◆ EXERCISE REQUIREMENTS ◆
Write out each line of the records that has "screenshot" in it.

BEGIN EXERCISE DATA

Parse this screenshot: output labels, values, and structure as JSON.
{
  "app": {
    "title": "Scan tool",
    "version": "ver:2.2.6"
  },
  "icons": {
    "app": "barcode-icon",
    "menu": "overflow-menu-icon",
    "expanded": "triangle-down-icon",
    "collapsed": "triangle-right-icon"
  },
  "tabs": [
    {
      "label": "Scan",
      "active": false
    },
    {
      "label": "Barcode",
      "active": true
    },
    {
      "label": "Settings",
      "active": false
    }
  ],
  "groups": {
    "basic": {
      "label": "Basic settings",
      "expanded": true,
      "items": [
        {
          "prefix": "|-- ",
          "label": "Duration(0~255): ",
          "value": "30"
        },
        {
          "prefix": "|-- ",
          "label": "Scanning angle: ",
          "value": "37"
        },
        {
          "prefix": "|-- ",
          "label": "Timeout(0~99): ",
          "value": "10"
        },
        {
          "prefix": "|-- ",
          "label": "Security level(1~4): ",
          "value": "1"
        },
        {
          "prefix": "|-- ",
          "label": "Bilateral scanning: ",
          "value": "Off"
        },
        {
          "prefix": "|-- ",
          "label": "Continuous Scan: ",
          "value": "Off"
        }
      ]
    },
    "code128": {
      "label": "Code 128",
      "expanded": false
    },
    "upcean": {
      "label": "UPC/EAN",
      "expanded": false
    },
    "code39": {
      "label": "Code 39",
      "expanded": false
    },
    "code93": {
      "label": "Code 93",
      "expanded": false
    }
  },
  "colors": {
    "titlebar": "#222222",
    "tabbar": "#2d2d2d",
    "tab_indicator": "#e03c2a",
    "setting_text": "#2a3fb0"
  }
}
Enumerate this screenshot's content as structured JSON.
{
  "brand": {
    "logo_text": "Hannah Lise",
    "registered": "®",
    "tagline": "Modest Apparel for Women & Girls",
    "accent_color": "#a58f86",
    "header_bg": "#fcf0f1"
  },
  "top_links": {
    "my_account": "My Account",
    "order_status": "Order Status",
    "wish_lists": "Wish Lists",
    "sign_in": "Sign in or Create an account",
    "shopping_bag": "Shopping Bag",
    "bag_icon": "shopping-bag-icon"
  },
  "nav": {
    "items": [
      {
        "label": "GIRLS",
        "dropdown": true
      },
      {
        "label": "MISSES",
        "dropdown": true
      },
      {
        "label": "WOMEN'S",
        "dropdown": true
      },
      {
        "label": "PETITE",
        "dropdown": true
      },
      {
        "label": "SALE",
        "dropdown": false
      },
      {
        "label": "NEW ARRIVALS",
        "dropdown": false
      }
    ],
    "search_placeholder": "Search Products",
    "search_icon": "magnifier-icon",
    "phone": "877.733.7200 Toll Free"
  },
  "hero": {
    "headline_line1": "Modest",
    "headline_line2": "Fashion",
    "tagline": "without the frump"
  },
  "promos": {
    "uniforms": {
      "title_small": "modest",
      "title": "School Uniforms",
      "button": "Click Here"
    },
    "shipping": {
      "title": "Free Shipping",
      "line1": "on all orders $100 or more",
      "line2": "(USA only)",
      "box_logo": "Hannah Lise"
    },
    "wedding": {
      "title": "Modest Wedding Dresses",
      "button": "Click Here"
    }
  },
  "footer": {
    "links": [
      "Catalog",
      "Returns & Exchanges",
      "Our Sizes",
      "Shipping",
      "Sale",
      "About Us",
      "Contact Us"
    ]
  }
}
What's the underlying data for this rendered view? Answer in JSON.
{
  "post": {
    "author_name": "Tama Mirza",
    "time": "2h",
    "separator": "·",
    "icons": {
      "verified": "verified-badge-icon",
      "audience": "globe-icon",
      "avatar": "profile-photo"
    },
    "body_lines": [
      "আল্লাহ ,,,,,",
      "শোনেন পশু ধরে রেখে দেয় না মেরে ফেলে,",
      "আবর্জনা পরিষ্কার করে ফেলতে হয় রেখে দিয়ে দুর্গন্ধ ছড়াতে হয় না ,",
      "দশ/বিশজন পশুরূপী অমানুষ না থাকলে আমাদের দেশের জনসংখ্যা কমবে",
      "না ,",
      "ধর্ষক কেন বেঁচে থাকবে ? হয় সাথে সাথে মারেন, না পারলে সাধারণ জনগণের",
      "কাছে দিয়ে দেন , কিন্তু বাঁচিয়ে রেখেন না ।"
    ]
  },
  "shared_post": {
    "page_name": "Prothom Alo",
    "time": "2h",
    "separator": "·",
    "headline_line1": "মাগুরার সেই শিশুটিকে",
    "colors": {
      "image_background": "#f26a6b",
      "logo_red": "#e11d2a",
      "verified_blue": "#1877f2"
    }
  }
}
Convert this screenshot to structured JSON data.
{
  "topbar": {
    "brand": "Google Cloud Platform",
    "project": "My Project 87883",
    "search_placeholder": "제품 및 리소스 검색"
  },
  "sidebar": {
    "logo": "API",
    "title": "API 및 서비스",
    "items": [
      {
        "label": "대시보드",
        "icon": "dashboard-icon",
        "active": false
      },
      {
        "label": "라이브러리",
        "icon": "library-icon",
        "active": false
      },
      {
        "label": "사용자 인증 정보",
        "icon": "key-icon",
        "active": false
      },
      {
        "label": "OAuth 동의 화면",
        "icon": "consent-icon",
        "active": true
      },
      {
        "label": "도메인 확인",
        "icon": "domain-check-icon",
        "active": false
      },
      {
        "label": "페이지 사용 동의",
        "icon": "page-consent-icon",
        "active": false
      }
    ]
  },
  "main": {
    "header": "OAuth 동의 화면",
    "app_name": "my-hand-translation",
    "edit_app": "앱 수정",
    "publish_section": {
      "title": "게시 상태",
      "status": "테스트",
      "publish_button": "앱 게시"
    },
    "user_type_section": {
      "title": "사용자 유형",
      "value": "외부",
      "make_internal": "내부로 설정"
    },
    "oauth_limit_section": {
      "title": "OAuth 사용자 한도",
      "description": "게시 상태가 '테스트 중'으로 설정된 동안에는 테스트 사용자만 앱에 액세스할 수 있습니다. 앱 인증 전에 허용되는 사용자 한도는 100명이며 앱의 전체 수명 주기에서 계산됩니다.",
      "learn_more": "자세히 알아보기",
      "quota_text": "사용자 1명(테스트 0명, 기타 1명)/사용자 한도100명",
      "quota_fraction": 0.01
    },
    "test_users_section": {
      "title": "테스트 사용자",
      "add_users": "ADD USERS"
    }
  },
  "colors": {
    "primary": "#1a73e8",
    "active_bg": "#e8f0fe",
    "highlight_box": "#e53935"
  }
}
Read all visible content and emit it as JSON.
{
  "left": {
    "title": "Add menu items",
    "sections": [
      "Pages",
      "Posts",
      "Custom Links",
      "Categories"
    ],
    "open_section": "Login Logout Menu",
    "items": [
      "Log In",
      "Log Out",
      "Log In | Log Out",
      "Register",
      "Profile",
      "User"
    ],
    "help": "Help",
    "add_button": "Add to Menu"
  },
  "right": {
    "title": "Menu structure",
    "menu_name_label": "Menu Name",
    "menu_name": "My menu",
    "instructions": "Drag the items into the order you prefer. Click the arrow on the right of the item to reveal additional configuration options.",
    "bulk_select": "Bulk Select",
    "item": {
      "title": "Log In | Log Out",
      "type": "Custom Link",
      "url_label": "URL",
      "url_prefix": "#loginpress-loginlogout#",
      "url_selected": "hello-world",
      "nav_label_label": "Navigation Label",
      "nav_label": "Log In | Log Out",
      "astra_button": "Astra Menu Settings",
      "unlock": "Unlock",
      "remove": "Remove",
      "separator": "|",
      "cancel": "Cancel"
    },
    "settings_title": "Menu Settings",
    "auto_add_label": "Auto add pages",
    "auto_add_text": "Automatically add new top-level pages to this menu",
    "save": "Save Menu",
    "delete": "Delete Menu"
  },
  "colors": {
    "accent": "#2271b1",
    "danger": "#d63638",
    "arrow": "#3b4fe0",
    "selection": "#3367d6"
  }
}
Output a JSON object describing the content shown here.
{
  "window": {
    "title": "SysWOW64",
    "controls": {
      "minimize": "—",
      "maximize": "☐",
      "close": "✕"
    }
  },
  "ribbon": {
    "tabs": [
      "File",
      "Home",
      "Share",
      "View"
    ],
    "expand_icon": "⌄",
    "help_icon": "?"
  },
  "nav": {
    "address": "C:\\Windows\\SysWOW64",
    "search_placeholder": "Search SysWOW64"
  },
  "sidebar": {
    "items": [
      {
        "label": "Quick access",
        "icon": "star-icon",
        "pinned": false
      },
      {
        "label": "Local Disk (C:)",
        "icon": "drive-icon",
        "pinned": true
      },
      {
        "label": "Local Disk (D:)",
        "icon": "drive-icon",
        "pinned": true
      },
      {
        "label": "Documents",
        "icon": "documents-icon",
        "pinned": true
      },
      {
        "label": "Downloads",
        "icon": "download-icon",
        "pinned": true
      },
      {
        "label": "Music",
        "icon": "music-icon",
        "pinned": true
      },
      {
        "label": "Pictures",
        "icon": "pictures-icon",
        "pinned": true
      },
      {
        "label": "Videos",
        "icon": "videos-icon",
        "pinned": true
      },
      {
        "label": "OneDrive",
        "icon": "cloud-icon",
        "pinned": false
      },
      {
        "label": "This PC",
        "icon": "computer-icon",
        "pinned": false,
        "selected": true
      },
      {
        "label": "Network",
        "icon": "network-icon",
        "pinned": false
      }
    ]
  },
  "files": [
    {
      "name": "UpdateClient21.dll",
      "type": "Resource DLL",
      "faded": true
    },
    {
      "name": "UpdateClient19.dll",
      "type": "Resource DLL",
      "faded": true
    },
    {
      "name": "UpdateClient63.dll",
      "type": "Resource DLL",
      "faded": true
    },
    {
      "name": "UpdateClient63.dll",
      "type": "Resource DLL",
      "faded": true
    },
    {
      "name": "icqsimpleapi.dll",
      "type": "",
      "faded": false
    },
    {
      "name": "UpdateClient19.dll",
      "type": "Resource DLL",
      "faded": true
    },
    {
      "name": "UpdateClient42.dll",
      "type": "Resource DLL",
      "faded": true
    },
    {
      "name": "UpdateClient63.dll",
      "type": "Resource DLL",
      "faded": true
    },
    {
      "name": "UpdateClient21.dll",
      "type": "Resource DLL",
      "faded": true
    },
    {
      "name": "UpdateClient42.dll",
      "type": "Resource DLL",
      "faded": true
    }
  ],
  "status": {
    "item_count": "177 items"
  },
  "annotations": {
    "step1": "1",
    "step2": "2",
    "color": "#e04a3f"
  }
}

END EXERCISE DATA

◆ YOUR RESPONSE ◆
Parse this screenshot: output labels, values, and structure as JSON.
Enumerate this screenshot's content as structured JSON.
Convert this screenshot to structured JSON data.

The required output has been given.